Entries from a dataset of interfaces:
====
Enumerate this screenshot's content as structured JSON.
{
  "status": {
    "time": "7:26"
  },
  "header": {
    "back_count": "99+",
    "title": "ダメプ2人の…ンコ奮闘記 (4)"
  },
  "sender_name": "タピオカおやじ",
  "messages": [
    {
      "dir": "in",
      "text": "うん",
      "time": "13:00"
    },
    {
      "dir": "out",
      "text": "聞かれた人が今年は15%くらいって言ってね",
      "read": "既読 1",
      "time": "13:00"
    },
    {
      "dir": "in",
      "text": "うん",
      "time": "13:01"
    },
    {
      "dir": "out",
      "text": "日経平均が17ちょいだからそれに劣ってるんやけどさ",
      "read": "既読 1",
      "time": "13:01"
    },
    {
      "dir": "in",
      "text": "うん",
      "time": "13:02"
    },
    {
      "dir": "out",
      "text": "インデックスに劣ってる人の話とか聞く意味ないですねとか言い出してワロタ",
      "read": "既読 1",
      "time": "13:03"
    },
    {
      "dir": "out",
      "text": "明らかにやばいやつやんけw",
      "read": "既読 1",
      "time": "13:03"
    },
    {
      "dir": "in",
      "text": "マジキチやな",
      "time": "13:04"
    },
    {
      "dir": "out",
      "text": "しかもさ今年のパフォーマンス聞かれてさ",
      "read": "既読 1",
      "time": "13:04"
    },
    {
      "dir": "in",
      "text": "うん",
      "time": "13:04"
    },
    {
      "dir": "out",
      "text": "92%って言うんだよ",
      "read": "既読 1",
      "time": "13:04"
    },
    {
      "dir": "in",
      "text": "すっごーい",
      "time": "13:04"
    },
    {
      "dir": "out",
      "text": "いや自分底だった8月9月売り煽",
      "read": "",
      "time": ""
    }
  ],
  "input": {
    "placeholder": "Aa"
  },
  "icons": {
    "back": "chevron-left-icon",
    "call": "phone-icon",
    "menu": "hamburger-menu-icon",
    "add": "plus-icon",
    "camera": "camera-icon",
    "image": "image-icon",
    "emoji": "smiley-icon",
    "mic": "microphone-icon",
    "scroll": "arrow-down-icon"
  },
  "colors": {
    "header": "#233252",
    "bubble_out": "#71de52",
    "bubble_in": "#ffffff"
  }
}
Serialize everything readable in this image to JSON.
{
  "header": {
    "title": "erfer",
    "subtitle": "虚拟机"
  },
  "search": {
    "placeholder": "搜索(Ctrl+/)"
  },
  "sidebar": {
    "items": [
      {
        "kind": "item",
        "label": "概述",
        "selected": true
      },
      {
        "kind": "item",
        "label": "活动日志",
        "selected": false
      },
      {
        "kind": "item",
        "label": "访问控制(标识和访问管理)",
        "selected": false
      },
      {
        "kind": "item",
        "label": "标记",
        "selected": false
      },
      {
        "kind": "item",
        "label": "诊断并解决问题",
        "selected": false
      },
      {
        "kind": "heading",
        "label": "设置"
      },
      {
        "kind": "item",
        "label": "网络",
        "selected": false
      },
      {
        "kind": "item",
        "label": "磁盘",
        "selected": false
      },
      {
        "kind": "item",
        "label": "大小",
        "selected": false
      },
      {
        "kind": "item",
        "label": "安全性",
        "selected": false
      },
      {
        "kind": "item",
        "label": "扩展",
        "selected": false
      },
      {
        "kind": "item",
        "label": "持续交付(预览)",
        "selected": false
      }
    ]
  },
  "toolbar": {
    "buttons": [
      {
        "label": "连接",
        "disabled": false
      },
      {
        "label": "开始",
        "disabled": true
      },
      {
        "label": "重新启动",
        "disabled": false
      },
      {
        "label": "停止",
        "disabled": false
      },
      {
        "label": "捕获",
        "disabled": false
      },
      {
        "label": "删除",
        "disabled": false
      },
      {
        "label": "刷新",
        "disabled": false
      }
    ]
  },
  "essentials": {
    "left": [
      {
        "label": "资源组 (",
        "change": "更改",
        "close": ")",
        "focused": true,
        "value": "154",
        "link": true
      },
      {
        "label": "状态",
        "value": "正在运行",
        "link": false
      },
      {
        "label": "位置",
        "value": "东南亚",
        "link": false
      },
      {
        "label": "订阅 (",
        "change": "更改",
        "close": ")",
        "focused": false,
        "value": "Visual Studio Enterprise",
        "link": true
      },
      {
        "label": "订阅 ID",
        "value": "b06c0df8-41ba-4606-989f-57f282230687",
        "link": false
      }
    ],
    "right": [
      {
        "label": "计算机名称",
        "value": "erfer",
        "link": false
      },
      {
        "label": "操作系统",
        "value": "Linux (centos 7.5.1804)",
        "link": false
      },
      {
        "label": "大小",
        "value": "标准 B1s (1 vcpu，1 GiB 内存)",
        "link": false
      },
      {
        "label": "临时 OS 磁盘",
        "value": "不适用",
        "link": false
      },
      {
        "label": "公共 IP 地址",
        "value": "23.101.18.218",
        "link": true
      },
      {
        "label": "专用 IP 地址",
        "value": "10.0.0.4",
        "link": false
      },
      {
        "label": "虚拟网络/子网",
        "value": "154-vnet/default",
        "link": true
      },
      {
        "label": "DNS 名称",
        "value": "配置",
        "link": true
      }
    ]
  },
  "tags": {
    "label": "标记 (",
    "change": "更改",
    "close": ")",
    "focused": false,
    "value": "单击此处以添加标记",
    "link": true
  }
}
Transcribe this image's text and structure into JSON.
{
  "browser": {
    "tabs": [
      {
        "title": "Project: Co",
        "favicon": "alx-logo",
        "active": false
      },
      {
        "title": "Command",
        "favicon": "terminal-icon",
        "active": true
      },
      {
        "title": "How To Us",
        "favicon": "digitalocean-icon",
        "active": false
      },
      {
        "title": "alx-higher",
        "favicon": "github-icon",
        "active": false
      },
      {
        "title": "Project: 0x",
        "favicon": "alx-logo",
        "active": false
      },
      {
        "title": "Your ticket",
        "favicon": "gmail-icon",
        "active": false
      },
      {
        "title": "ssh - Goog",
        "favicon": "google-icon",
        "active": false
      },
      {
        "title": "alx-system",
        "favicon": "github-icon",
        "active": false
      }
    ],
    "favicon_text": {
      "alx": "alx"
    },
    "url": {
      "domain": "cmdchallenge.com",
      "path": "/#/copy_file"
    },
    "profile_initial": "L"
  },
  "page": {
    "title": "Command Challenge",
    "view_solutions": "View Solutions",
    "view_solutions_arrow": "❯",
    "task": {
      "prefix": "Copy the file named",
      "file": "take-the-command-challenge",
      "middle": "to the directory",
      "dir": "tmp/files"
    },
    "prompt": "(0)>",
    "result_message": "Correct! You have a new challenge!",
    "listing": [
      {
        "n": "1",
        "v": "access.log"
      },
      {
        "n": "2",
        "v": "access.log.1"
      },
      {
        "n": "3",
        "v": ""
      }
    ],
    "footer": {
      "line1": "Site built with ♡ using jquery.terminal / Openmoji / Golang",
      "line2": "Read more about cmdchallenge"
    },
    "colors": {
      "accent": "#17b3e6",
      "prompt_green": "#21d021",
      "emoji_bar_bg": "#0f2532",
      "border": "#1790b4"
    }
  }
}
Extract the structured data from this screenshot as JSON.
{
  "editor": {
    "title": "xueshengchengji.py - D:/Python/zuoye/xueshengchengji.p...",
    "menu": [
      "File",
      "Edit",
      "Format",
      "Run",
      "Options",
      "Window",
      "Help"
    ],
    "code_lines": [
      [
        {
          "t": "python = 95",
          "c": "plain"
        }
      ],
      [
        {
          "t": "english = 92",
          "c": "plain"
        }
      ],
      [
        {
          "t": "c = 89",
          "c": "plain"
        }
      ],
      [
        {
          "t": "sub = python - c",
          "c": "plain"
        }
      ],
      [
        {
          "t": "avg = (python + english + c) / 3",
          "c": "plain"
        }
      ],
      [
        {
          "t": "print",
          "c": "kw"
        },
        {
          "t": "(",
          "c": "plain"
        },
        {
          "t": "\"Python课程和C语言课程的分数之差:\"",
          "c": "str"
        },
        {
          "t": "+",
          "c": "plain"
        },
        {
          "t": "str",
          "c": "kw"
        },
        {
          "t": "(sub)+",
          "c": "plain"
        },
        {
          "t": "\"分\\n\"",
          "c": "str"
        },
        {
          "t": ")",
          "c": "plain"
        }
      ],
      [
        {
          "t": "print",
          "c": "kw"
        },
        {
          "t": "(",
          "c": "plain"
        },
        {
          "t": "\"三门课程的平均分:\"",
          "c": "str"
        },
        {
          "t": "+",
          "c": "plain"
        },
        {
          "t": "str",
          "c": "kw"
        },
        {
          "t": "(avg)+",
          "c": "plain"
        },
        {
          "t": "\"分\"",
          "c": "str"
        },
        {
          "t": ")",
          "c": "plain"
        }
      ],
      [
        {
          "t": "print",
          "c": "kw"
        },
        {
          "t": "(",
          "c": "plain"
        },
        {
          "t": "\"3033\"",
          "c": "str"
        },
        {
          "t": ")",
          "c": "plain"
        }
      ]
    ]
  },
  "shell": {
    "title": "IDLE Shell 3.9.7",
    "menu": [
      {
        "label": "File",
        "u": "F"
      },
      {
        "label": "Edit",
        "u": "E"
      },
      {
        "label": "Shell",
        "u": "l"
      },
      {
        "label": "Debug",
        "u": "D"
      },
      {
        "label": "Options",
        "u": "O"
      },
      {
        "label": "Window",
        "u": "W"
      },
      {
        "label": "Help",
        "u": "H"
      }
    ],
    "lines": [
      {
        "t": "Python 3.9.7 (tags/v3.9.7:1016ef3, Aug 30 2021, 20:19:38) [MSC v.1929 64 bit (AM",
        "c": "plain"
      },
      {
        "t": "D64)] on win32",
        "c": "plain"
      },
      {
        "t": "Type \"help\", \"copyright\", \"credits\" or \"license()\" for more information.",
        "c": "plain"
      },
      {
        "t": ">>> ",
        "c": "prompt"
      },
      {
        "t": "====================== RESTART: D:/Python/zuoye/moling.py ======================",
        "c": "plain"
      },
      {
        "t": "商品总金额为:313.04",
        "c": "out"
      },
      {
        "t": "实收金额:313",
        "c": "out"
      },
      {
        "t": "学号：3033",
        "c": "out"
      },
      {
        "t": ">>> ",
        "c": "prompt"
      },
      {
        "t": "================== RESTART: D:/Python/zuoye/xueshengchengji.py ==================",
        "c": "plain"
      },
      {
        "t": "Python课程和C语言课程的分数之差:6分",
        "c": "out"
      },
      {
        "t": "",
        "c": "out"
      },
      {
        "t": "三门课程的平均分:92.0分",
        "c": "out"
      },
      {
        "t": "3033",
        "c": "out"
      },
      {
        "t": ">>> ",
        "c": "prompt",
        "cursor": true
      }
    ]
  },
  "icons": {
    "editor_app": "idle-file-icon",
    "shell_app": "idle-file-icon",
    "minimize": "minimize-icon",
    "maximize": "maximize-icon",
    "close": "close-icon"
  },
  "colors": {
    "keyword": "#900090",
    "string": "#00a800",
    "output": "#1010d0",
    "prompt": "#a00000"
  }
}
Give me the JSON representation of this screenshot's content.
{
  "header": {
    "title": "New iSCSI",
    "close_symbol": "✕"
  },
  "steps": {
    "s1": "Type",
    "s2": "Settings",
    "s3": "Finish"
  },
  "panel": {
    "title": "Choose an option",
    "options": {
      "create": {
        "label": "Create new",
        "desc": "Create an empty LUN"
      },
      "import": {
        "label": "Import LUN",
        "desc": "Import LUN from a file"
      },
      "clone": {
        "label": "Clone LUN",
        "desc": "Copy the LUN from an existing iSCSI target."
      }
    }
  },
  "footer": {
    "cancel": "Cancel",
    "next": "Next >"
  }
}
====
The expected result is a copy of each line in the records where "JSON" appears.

Result:
Enumerate this screenshot's content as structured JSON.
Serialize everything readable in this image to JSON.
Transcribe this image's text and structure into JSON.
Extract the structured data from this screenshot as JSON.
Give me the JSON representation of this screenshot's content.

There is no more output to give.